“Whoa!” interrupted Grandpa. “Who taught you that stuff? Rosie O’Donnell?”
“No,” said Junior. “Principal Hansen. She came to homeroom today. Her big computer says Earth is getting hotter and hotter and Greenland is melting really, really fast. All the ice will be gone when I get as old as you.”
“That’s preposterous,” Grandpa said.
“Principal Hansen said the oceans will get taller and taller,” Junior said with a worried look on his face. “Principal Hansen said polar bears and lots of other animals will get ‘stinkt if humans keep burning stuff like coal. It’s really scary, Grandpa.”
“Principal Hansen’s even crazier than Al Gore,” Grandpa said to Mother so Junior couldn’t hear. “Didn’t I tell you that boy should have been home-schooled?”
Later that same night, after midnight, Grandpa was at his desk sending his usual round of disparaging e-mails to the politicians in Washington when Junior’s cry pierced the stillness.
“Grandpa!” Junior wailed. “Help me. I’m burning!”
Grandpa and Mother raced to Junior’s bedside. Junior was crying in his sleep. “Help me, Grandpa,” he pleaded mournfully. “I’m too young to melt.”
“Junior, wake up,” Grandpa said, shaking him. “You’re dreaming.”
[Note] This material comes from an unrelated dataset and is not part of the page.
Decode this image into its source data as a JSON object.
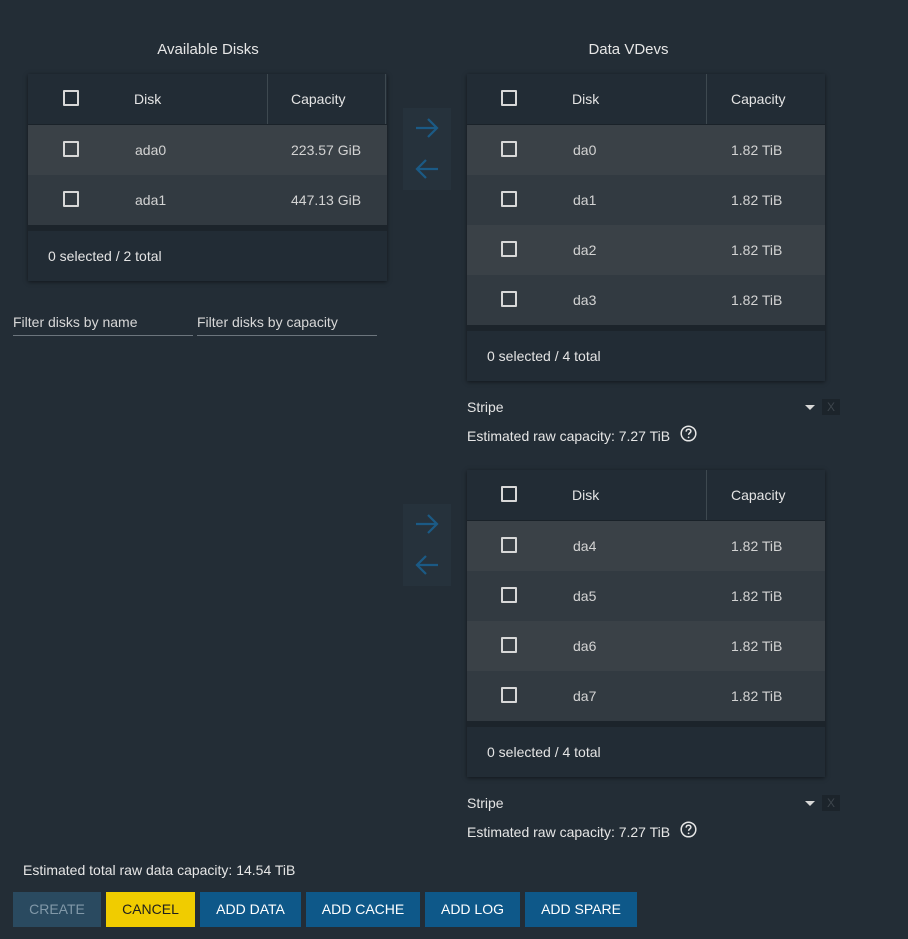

Junior’s eyes popped open. “Grandpa! Mother! The ice was all gone! We were stuck on a tiny iceberg. The ocean was boiling!”
“It was just a silly nightmare, Junior,” soothed Mother. “The ice isn’t melting. See?” she said, patting the rock-hard wall of their cave.
Grandpa was fuming. He gritted his big teeth and looked Junior straight in his teary eyes.
“Boy,” he said firmly, “I’m going to tell you something I want you to remember for the rest of your life. We are polar bears. We are the largest land carnivores on Earth. We are the species ursus maritimus – ‘bears of the sea.’ We can swim 200 miles. We can walk 100 miles a day.
“We learned how to live on this frozen wasteland at the top of the world thousands of years before humans discovered fire. There are 25,000 of us alive today – twice as many as 50 years ago. We are not going to become extinct – no matter what Principal Hansen and her computers say. Now go to sleep – and no more silly nightmares.”
“That was no nightmare,” Grandpa whispered angrily to Mother. “That boy’s being brainwashed by a bunch of kooks.”
“That’s all the schools teach,” said Mother. “It’s like a new religion. Every cub I know thinks the ice will be gone before they grow up. All the mothers are complaining.”
Grandpa was fuming. “Polar bears having nightmares,” he snarled. “That’s pathetic. It’s time somebody stood up to lunatics like Hansen and their doomsday stories.”